The relationship and on-screen chemistry between Laura and Logan is funny because they are so alike in how they act and how they manage with anger. The marketing does not hide that Laura is X-23, who is Logan’s female clone in comics and the current Wolverine. Dafne Keen is perfectly cast in this make it or break it role. Laura is a vicious berserker, but the film also gives her a dose of wry humor (particularly in her interactions with Logan) along with a warmth that makes her empathetic. Dafne Keen’s acting is incredible. Laura surprises the audience more than once in this film. The connection to Wolverine is not necessary in order for Laura to be interesting. It’s more like a bonus.

She is probably some peoples new favorite mutant on screen. James Mangold revealed that he is interested in making a X-23 film. It would make sense because the character has so much to give. It was a good choice for Laura to be a young girl here. This adds to her charm, but the wow-factor is extremely high when she shows her skills.

In this last film with Hugh Jackman, we get to see all the things we love about his version of Wolverine. He stays true to the character, even though Logan is old. The audience will get to see his power in these gorgeous fighting scenes for one last breathtaking time. I know I said this earlier, but this is one of the most brutal movies under the Marvel banner in years. This film has lots of fight scenes with bloody special effects. They’re good special effects, but they’re brutal. Although, the gore does not overpower the story.

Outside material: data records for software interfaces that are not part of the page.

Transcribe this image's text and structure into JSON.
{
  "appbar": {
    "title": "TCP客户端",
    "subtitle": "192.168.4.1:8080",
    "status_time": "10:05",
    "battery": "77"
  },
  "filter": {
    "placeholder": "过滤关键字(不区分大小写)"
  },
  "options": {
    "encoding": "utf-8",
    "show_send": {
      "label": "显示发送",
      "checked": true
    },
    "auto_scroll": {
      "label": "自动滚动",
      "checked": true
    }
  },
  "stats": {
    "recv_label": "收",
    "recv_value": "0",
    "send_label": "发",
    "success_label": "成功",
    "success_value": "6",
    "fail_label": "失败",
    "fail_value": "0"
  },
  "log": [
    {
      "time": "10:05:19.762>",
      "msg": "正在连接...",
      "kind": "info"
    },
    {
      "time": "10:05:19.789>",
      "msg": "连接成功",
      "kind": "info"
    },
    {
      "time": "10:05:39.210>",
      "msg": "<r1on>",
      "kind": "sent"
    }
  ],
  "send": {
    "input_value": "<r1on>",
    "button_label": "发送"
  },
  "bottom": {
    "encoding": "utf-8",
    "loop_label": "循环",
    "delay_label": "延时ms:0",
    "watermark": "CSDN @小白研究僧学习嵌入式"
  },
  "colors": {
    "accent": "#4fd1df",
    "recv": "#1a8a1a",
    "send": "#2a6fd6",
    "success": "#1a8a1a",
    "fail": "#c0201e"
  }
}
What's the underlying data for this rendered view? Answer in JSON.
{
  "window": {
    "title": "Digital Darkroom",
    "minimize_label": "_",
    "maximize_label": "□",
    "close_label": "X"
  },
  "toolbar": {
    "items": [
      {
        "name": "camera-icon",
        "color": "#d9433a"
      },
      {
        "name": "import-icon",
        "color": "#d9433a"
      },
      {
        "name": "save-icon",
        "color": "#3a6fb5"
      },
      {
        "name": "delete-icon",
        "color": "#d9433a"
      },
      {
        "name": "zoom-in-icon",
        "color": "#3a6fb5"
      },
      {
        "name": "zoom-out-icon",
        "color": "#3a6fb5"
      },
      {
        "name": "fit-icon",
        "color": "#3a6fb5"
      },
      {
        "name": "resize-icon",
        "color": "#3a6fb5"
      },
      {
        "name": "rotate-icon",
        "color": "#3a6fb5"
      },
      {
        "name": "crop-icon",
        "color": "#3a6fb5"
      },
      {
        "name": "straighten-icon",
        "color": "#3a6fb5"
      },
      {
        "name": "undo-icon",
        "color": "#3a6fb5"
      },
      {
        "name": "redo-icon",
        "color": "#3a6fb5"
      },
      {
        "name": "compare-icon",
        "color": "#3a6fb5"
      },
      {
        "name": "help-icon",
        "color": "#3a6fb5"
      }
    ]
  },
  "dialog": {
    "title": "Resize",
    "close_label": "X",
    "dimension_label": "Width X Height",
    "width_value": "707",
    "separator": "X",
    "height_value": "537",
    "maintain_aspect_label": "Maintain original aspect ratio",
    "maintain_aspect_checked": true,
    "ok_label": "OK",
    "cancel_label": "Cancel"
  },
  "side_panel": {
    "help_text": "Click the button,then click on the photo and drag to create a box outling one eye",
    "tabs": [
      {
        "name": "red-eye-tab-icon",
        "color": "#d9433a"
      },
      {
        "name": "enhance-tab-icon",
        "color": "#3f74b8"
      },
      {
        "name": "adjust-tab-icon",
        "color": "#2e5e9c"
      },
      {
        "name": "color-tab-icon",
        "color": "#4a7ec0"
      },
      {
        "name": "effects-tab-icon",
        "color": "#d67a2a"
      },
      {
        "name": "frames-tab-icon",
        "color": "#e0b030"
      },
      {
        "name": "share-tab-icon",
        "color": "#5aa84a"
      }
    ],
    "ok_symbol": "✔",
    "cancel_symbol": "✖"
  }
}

Seriously. This is not a kid’s movie.

Ultimately, the last appearance of Hugh Jackman in the role of Wolverine is a success. For Wolverine fans, it will be a very bittersweet goodbye. Still, it is a worthy goodbye. Logan is an excellent way for the character to go.

On the other hand, if this is the last time we see Sir Patrick as Charles Xavier then this will be a little disappointing. It feels like there are a lot of unfinished things for him. Professor X is one of the good characters in the X-Men universe. What I (and most fans) associate with him is the school and the way he has helped young mutants to find the right way. In Logan, the end to his story just feels wrong. Don’t get wrong, it’s very well done. It just doesn’t really live up to the character and his importance. This is just not a way that I would have liked to have seen Sir Patrick bow out of the role.

All in all, Logan is a must watch for fans of movies. It is a perfect example that you don’t need a huge star-studded cast in one film to rock it. Logan is definitely on its way to become the most successful X-Men film. It’s well-deserved in that success.

As Hugh Jackman wished, Logan is a film about a human. A human that’s not like all the others. Yet he still feels, he suffers, he breaks, but he does not give up. He will never give up.